- It’s as portable as a Macbook Air and also has the tablet mode with a built-in stylus.
- Here’s where things get a little bit dicey — Android apps are a bit of a no no at work so I wouldn’t be able to use them for the core Microsoft apps. Whether that would be a good experience in any case is open to debate though. So it would be browser only, which isn’t a show-stopper as WiFi is likely and there’s always mobile tethering but I expect it could become an annoyance.
- On the couch with the NFL on a Sunday? Perfect.
The options above are fairly portable, but they’re still laptops basically. What if I went further? Clearly, a smaller Chromebook would be one option, but, aside from the drawbacks of lack of Android app support at work, there isn’t really a premium device in this range so I’d be stuck with something that’s potentially a bit crap in terms of build quality and longevity. So that’s when I started looking at iPads. In particular, the iPad Pro 11", which everyone says is pointless getting because the 11" Air has pretty much everything that the Pro does, except for:
- Better speakers

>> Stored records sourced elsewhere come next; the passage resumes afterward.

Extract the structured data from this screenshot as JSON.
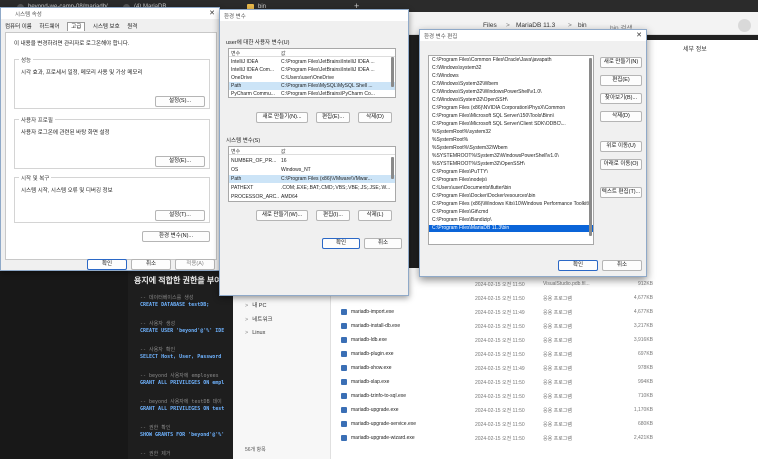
{
  "browser": {
    "tabs": [
      {
        "label": "beyond-we-camp-08/mariadb/"
      },
      {
        "label": "(4) MariaDB"
      },
      {
        "label": "bin"
      }
    ],
    "new_tab": "+"
  },
  "explorer_top": {
    "breadcrumb_files": "Files",
    "breadcrumb_mariadb": "MariaDB 11.3",
    "breadcrumb_bin": "bin",
    "search_placeholder": "bin 검색",
    "new_info": "세부 정보",
    "breadcrumb_sep": ">"
  },
  "editor": {
    "heading": "용지에 적합한 권한을 부여",
    "lines": [
      {
        "comment": "-- 데이터베이스를 생성",
        "code": "CREATE DATABASE testDB;"
      },
      {
        "comment": "-- 사용자 생성",
        "code": "CREATE USER 'beyond'@'%' IDE"
      },
      {
        "comment": "-- 사용자 확인",
        "code": "SELECT Host, User, Password"
      },
      {
        "comment": "-- beyond 사용자에 employees",
        "code": "GRANT ALL PRIVILEGES ON empl"
      },
      {
        "comment": "-- beyond 사용자에 testDB 데이",
        "code": "GRANT ALL PRIVILEGES ON test"
      },
      {
        "comment": "-- 권한 확인",
        "code": "SHOW GRANTS FOR 'beyond'@'%'"
      },
      {
        "comment": "-- 권한 제거",
        "code": ""
      }
    ]
  },
  "explorer": {
    "nav_items": [
      {
        "chev": ">",
        "label": "내 PC"
      },
      {
        "chev": ">",
        "label": "네트워크"
      },
      {
        "chev": ">",
        "label": "Linux"
      }
    ],
    "item_count": "56개 항목",
    "files": [
      {
        "name": "",
        "date": "2024-02-15 오전 11:50",
        "type": "VisualStudio.pdb.fil...",
        "size": "912KB"
      },
      {
        "name": "",
        "date": "2024-02-15 오전 11:50",
        "type": "응용 프로그램",
        "size": "4,677KB"
      },
      {
        "name": "mariadb-import.exe",
        "date": "2024-02-15 오전 11:49",
        "type": "응용 프로그램",
        "size": "4,677KB"
      },
      {
        "name": "mariadb-install-db.exe",
        "date": "2024-02-15 오전 11:50",
        "type": "응용 프로그램",
        "size": "3,217KB"
      },
      {
        "name": "mariadb-ldb.exe",
        "date": "2024-02-15 오전 11:50",
        "type": "응용 프로그램",
        "size": "3,916KB"
      },
      {
        "name": "mariadb-plugin.exe",
        "date": "2024-02-15 오전 11:50",
        "type": "응용 프로그램",
        "size": "697KB"
      },
      {
        "name": "mariadb-show.exe",
        "date": "2024-02-15 오전 11:49",
        "type": "응용 프로그램",
        "size": "978KB"
      },
      {
        "name": "mariadb-slap.exe",
        "date": "2024-02-15 오전 11:50",
        "type": "응용 프로그램",
        "size": "994KB"
      },
      {
        "name": "mariadb-tzinfo-to-sql.exe",
        "date": "2024-02-15 오전 11:50",
        "type": "응용 프로그램",
        "size": "710KB"
      },
      {
        "name": "mariadb-upgrade.exe",
        "date": "2024-02-15 오전 11:50",
        "type": "응용 프로그램",
        "size": "1,170KB"
      },
      {
        "name": "mariadb-upgrade-service.exe",
        "date": "2024-02-15 오전 11:50",
        "type": "응용 프로그램",
        "size": "680KB"
      },
      {
        "name": "mariadb-upgrade-wizard.exe",
        "date": "2024-02-15 오전 11:50",
        "type": "응용 프로그램",
        "size": "2,421KB"
      }
    ]
  },
  "sysprops": {
    "title": "시스템 속성",
    "close": "✕",
    "tabs": [
      "컴퓨터 이름",
      "하드웨어",
      "고급",
      "시스템 보호",
      "원격"
    ],
    "admin_note": "이 내용을 변경하려면 관리자로 로그온해야 합니다.",
    "groups": [
      {
        "title": "성능",
        "text": "시각 효과, 프로세서 일정, 메모리 사용 및 가상 메모리",
        "button": "설정(S)..."
      },
      {
        "title": "사용자 프로필",
        "text": "사용자 로그온에 관련된 바탕 화면 설정",
        "button": "설정(E)..."
      },
      {
        "title": "시작 및 복구",
        "text": "시스템 시작, 시스템 오류 및 디버깅 정보",
        "button": "설정(T)..."
      }
    ],
    "env_button": "환경 변수(N)...",
    "ok": "확인",
    "cancel": "취소",
    "apply": "적용(A)"
  },
  "envvars": {
    "title": "환경 변수",
    "user_label": "user에 대한 사용자 변수(U)",
    "col_var": "변수",
    "col_val": "값",
    "user_rows": [
      {
        "var": "IntelliJ IDEA",
        "val": "C:\\Program Files\\JetBrains\\IntelliJ IDEA ..."
      },
      {
        "var": "IntelliJ IDEA Com...",
        "val": "C:\\Program Files\\JetBrains\\IntelliJ IDEA ..."
      },
      {
        "var": "OneDrive",
        "val": "C:\\Users\\user\\OneDrive"
      },
      {
        "var": "Path",
        "val": "C:\\Program Files\\MySQL\\MySQL Shell ..."
      },
      {
        "var": "PyCharm Commu...",
        "val": "C:\\Program Files\\JetBrains\\PyCharm Co..."
      }
    ],
    "user_buttons": [
      "새로 만들기(N)...",
      "편집(E)...",
      "삭제(D)"
    ],
    "sys_label": "시스템 변수(S)",
    "sys_rows": [
      {
        "var": "NUMBER_OF_PR...",
        "val": "16"
      },
      {
        "var": "OS",
        "val": "Windows_NT"
      },
      {
        "var": "Path",
        "val": "C:\\Program Files (x86)\\VMware\\VMwar..."
      },
      {
        "var": "PATHEXT",
        "val": ".COM;.EXE;.BAT;.CMD;.VBS;.VBE;.JS;.JSE;.W..."
      },
      {
        "var": "PROCESSOR_ARC...",
        "val": "AMD64"
      }
    ],
    "sys_buttons": [
      "새로 만들기(W)...",
      "편집(I)...",
      "삭제(L)"
    ],
    "ok": "확인",
    "cancel": "취소"
  },
  "editenv": {
    "title": "환경 변수 편집",
    "close": "✕",
    "entries": [
      "C:\\Program Files\\Common Files\\Oracle\\Java\\javapath",
      "C:\\Windows\\system32",
      "C:\\Windows",
      "C:\\Windows\\System32\\Wbem",
      "C:\\Windows\\System32\\WindowsPowerShell\\v1.0\\",
      "C:\\Windows\\System32\\OpenSSH\\",
      "C:\\Program Files (x86)\\NVIDIA Corporation\\PhysX\\Common",
      "C:\\Program Files\\Microsoft SQL Server\\150\\Tools\\Binn\\",
      "C:\\Program Files\\Microsoft SQL Server\\Client SDK\\ODBC\\...",
      "%SystemRoot%\\system32",
      "%SystemRoot%",
      "%SystemRoot%\\System32\\Wbem",
      "%SYSTEMROOT%\\System32\\WindowsPowerShell\\v1.0\\",
      "%SYSTEMROOT%\\System32\\OpenSSH\\",
      "C:\\Program Files\\PuTTY\\",
      "C:\\Program Files\\nodejs\\",
      "C:\\Users\\user\\Documents\\flutter\\bin",
      "C:\\Program Files\\Docker\\Docker\\resources\\bin",
      "C:\\Program Files (x86)\\Windows Kits\\10\\Windows Performance Toolkit\\",
      "C:\\Program Files\\Git\\cmd",
      "C:\\Program Files\\Bandizip\\",
      "C:\\Program Files\\MariaDB 11.3\\bin"
    ],
    "selected_index": 21,
    "buttons": [
      "새로 만들기(N)",
      "편집(E)",
      "찾아보기(B)...",
      "삭제(D)",
      "위로 이동(U)",
      "아래로 이동(O)",
      "텍스트 편집(T)..."
    ],
    "ok": "확인",
    "cancel": "취소"
  }
}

- Better microphone
- Extra RAM
- M1 chip
The base Air also only comes with 64GB RAM so feels like a non-starter even if a load of my stuff is in cloud storage. So once you compare like for like, the better speakers & microphone would be beneficial and a device that is as well-built as this is going to have a long enough lifetime that the extra RAM and M1 chip would be useful even if they’re completely unnecessary today. Also it has FaceID. If I’m going to the dark side I damn well want the one thing that Google has refused to make available to this point!
Apple being Apple, accessories are optional (and expensive). So adding a keyboard and pen puts you well within Macbook Air territory which, in terms of value is questionable, but let’s see how it stacks up for my use case though:
- Video conferencing support for iOS certainly appears to be better than Android, and the browser on the iPad is supposedly ‘desktop class’ so in theory, this shouldn’t be too far behind a Macbook Air. The hardware though is superior though — better camera and microphone plus centre-stage auto-tracking for video calls.
- Absolutely portable — could easily chuck this in my cycle bag, prop it up on a counter or holding standing up in meetings. It also seems to be by far the best note-taking experience with a stylus. Clear winner in this category.
- iOS apps are supported at work so should be OK on that front.
- Smaller screen than a Chromebook 2-in-1 but more comfortable to drag round the house / have on the lap.
For anyone not keeping count, it’s an overall win for the iPad Pro:
I’m not saying an iPad Pro is better than a Macbook Air or a Chromebook— I think for most people it probably isn’t, but for me, in my situation the iPad Pro is the clear winner. So that’s going to leave me in the situation where I have a Mac Mini, an iPad Pro, and an (ageing) Macbook Pro. So rather than fight the Apple ecosystem, I’m going to tentatively embrace it, at a time where I think the design of the mobile devices is really on-point again. So it’s going to be an iPhone 12 or 13 to complete the set.
I’m going to set some guide-rails to avoid getting uncomfortably locked in, so this will mean:
- No key-chain — I’ll be sticking with BitWarden in case I need to get my passwords back out again)
- No iCloud — I have a Google One subscription and most of the stuff I create outside of work goes in Drive. I’ll keep Google Photos as well — it’s just really, really good.
- No Keynote, Numbers, Pages — the G Suite stuff does all I need, it’s cloud native and it’s easy to share.
- No iTunes. Is iTunes even a thing any more? Anyway, I have Spotify and Youtube subscriptions which cover all bases really.
So it will be a bit of an experiment to see how this all works out and take advantage of the stuff that is genuinely interesting (sidecar for instance) without getting sucked in so that I can’t get out. Maybe that’s what everyone says before they get sucked in…